(App and web page records)
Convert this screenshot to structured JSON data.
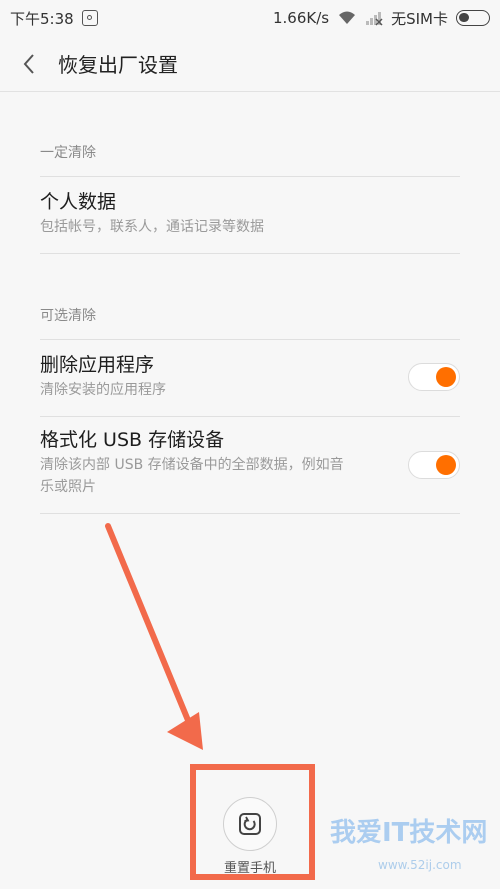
{
  "status_bar": {
    "time": "下午5:38",
    "speed": "1.66K/s",
    "sim": "无SIM卡"
  },
  "header": {
    "title": "恢复出厂设置"
  },
  "sections": {
    "required": {
      "header": "一定清除",
      "items": [
        {
          "title": "个人数据",
          "subtitle": "包括帐号，联系人，通话记录等数据"
        }
      ]
    },
    "optional": {
      "header": "可选清除",
      "items": [
        {
          "title": "删除应用程序",
          "subtitle": "清除安装的应用程序",
          "enabled": true
        },
        {
          "title": "格式化 USB 存储设备",
          "subtitle": "清除该内部 USB 存储设备中的全部数据，例如音乐或照片",
          "enabled": true
        }
      ]
    }
  },
  "reset_button": {
    "label": "重置手机"
  },
  "watermark": {
    "text": "我爱IT技术网",
    "sub": "www.52ij.com"
  },
  "colors": {
    "accent": "#ff6f00",
    "annotation": "#f26a4b"
  }
}
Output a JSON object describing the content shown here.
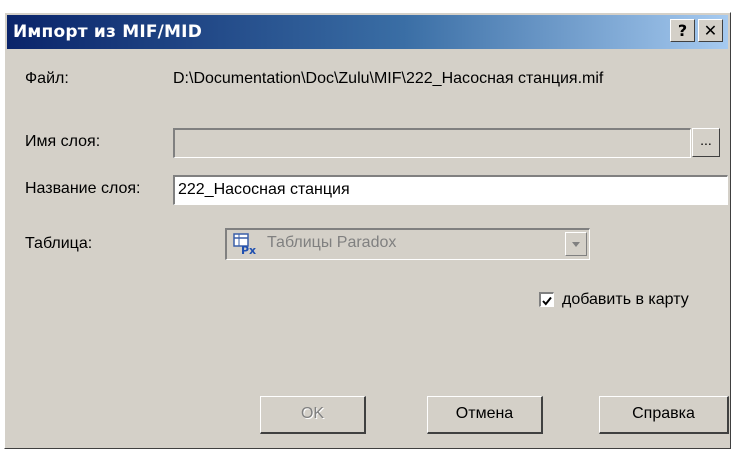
{
  "dialog": {
    "title": "Импорт из MIF/MID",
    "help_glyph": "?",
    "close_glyph": "✕"
  },
  "file": {
    "label": "Файл:",
    "value": "D:\\Documentation\\Doc\\Zulu\\MIF\\222_Насосная станция.mif"
  },
  "layer_name": {
    "label": "Имя слоя:",
    "value": "",
    "browse_label": "..."
  },
  "layer_title": {
    "label": "Название слоя:",
    "value": "222_Насосная станция"
  },
  "table": {
    "label": "Таблица:",
    "selected": "Таблицы Paradox",
    "icon": "paradox-table-icon"
  },
  "add_to_map": {
    "label": "добавить в карту",
    "checked": true
  },
  "buttons": {
    "ok": "OK",
    "cancel": "Отмена",
    "help": "Справка"
  },
  "colors": {
    "title_start": "#0a246a",
    "title_end": "#a6caf0",
    "dialog_bg": "#d4d0c8"
  }
}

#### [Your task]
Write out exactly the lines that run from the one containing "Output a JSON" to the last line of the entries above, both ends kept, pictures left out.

#### [Finished task]
Output a JSON object describing the content shown here.
{
  "dialog": {
    "title": "Импорт из MIF/MID",
    "help_glyph": "?",
    "close_glyph": "✕"
  },
  "file": {
    "label": "Файл:",
    "value": "D:\\Documentation\\Doc\\Zulu\\MIF\\222_Насосная станция.mif"
  },
  "layer_name": {
    "label": "Имя слоя:",
    "value": "",
    "browse_label": "..."
  },
  "layer_title": {
    "label": "Название слоя:",
    "value": "222_Насосная станция"
  },
  "table": {
    "label": "Таблица:",
    "selected": "Таблицы Paradox",
    "icon": "paradox-table-icon"
  },
  "add_to_map": {
    "label": "добавить в карту",
    "checked": true
  },
  "buttons": {
    "ok": "OK",
    "cancel": "Отмена",
    "help": "Справка"
  },
  "colors": {
    "title_start": "#0a246a",
    "title_end": "#a6caf0",
    "dialog_bg": "#d4d0c8"
  }
}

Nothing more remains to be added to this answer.